Data:

[Start of Attachment]

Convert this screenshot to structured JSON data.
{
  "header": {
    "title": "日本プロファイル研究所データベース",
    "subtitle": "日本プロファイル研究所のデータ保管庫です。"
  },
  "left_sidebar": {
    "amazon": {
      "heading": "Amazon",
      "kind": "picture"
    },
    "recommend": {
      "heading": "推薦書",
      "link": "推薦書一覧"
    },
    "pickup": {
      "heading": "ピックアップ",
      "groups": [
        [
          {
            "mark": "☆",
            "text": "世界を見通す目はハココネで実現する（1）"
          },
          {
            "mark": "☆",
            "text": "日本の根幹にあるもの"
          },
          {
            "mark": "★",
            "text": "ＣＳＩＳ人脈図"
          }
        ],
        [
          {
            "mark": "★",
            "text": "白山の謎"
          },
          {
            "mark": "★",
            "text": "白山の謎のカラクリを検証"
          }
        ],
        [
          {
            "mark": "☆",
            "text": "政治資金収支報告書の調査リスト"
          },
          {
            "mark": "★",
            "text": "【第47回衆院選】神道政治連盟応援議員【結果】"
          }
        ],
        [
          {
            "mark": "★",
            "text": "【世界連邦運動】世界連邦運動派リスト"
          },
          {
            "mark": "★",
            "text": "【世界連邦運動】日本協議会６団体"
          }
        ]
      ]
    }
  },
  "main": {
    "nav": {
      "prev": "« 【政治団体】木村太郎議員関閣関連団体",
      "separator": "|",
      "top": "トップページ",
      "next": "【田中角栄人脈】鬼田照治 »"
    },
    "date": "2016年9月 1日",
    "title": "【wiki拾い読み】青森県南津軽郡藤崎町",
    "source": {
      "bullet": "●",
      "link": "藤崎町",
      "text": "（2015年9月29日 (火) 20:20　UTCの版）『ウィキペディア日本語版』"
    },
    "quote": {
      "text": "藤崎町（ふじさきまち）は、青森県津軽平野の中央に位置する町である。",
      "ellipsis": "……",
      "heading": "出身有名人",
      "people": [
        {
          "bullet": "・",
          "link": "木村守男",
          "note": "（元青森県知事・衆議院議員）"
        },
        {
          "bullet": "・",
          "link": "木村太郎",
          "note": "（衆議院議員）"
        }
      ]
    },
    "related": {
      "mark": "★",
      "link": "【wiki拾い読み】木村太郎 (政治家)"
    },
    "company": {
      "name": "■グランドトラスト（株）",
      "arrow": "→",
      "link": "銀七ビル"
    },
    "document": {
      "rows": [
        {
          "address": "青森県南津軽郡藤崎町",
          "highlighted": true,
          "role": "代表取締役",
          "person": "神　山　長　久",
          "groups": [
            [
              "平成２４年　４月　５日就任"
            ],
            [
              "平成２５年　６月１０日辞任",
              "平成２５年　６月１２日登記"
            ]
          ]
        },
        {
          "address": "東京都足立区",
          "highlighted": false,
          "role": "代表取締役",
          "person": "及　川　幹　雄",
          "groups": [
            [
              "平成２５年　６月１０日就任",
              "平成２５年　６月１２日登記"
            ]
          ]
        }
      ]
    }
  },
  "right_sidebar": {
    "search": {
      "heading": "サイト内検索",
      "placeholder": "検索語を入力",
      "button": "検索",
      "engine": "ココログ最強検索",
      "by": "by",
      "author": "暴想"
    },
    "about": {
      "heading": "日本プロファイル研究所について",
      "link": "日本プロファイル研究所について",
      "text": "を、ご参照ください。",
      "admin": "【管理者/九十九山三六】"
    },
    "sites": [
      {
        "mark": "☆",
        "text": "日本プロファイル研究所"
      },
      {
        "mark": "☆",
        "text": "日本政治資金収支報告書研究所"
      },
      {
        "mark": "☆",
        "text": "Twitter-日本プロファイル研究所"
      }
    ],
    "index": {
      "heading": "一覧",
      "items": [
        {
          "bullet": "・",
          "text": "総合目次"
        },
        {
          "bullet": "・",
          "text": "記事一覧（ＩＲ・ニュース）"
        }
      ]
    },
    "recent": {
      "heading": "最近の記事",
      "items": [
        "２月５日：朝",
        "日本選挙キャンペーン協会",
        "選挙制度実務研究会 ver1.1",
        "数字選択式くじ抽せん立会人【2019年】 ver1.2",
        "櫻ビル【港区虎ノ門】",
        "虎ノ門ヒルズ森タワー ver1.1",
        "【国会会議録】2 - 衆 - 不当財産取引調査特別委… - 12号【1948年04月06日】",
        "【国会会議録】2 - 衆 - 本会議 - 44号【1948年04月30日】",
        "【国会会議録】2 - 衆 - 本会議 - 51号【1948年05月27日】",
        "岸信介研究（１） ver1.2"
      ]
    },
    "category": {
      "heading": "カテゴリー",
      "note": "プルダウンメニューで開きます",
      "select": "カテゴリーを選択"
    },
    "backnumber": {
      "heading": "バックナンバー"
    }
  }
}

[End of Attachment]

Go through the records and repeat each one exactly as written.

Convert this screenshot to structured JSON data.
{
  "header": {
    "title": "日本プロファイル研究所データベース",
    "subtitle": "日本プロファイル研究所のデータ保管庫です。"
  },
  "left_sidebar": {
    "amazon": {
      "heading": "Amazon",
      "kind": "picture"
    },
    "recommend": {
      "heading": "推薦書",
      "link": "推薦書一覧"
    },
    "pickup": {
      "heading": "ピックアップ",
      "groups": [
        [
          {
            "mark": "☆",
            "text": "世界を見通す目はハココネで実現する（1）"
          },
          {
            "mark": "☆",
            "text": "日本の根幹にあるもの"
          },
          {
            "mark": "★",
            "text": "ＣＳＩＳ人脈図"
          }
        ],
        [
          {
            "mark": "★",
            "text": "白山の謎"
          },
          {
            "mark": "★",
            "text": "白山の謎のカラクリを検証"
          }
        ],
        [
          {
            "mark": "☆",
            "text": "政治資金収支報告書の調査リスト"
          },
          {
            "mark": "★",
            "text": "【第47回衆院選】神道政治連盟応援議員【結果】"
          }
        ],
        [
          {
            "mark": "★",
            "text": "【世界連邦運動】世界連邦運動派リスト"
          },
          {
            "mark": "★",
            "text": "【世界連邦運動】日本協議会６団体"
          }
        ]
      ]
    }
  },
  "main": {
    "nav": {
      "prev": "« 【政治団体】木村太郎議員関閣関連団体",
      "separator": "|",
      "top": "トップページ",
      "next": "【田中角栄人脈】鬼田照治 »"
    },
    "date": "2016年9月 1日",
    "title": "【wiki拾い読み】青森県南津軽郡藤崎町",
    "source": {
      "bullet": "●",
      "link": "藤崎町",
      "text": "（2015年9月29日 (火) 20:20　UTCの版）『ウィキペディア日本語版』"
    },
    "quote": {
      "text": "藤崎町（ふじさきまち）は、青森県津軽平野の中央に位置する町である。",
      "ellipsis": "……",
      "heading": "出身有名人",
      "people": [
        {
          "bullet": "・",
          "link": "木村守男",
          "note": "（元青森県知事・衆議院議員）"
        },
        {
          "bullet": "・",
          "link": "木村太郎",
          "note": "（衆議院議員）"
        }
      ]
    },
    "related": {
      "mark": "★",
      "link": "【wiki拾い読み】木村太郎 (政治家)"
    },
    "company": {
      "name": "■グランドトラスト（株）",
      "arrow": "→",
      "link": "銀七ビル"
    },
    "document": {
      "rows": [
        {
          "address": "青森県南津軽郡藤崎町",
          "highlighted": true,
          "role": "代表取締役",
          "person": "神　山　長　久",
          "groups": [
            [
              "平成２４年　４月　５日就任"
            ],
            [
              "平成２５年　６月１０日辞任",
              "平成２５年　６月１２日登記"
            ]
          ]
        },
        {
          "address": "東京都足立区",
          "highlighted": false,
          "role": "代表取締役",
          "person": "及　川　幹　雄",
          "groups": [
            [
              "平成２５年　６月１０日就任",
              "平成２５年　６月１２日登記"
            ]
          ]
        }
      ]
    }
  },
  "right_sidebar": {
    "search": {
      "heading": "サイト内検索",
      "placeholder": "検索語を入力",
      "button": "検索",
      "engine": "ココログ最強検索",
      "by": "by",
      "author": "暴想"
    },
    "about": {
      "heading": "日本プロファイル研究所について",
      "link": "日本プロファイル研究所について",
      "text": "を、ご参照ください。",
      "admin": "【管理者/九十九山三六】"
    },
    "sites": [
      {
        "mark": "☆",
        "text": "日本プロファイル研究所"
      },
      {
        "mark": "☆",
        "text": "日本政治資金収支報告書研究所"
      },
      {
        "mark": "☆",
        "text": "Twitter-日本プロファイル研究所"
      }
    ],
    "index": {
      "heading": "一覧",
      "items": [
        {
          "bullet": "・",
          "text": "総合目次"
        },
        {
          "bullet": "・",
          "text": "記事一覧（ＩＲ・ニュース）"
        }
      ]
    },
    "recent": {
      "heading": "最近の記事",
      "items": [
        "２月５日：朝",
        "日本選挙キャンペーン協会",
        "選挙制度実務研究会 ver1.1",
        "数字選択式くじ抽せん立会人【2019年】 ver1.2",
        "櫻ビル【港区虎ノ門】",
        "虎ノ門ヒルズ森タワー ver1.1",
        "【国会会議録】2 - 衆 - 不当財産取引調査特別委… - 12号【1948年04月06日】",
        "【国会会議録】2 - 衆 - 本会議 - 44号【1948年04月30日】",
        "【国会会議録】2 - 衆 - 本会議 - 51号【1948年05月27日】",
        "岸信介研究（１） ver1.2"
      ]
    },
    "category": {
      "heading": "カテゴリー",
      "note": "プルダウンメニューで開きます",
      "select": "カテゴリーを選択"
    },
    "backnumber": {
      "heading": "バックナンバー"
    }
  }
}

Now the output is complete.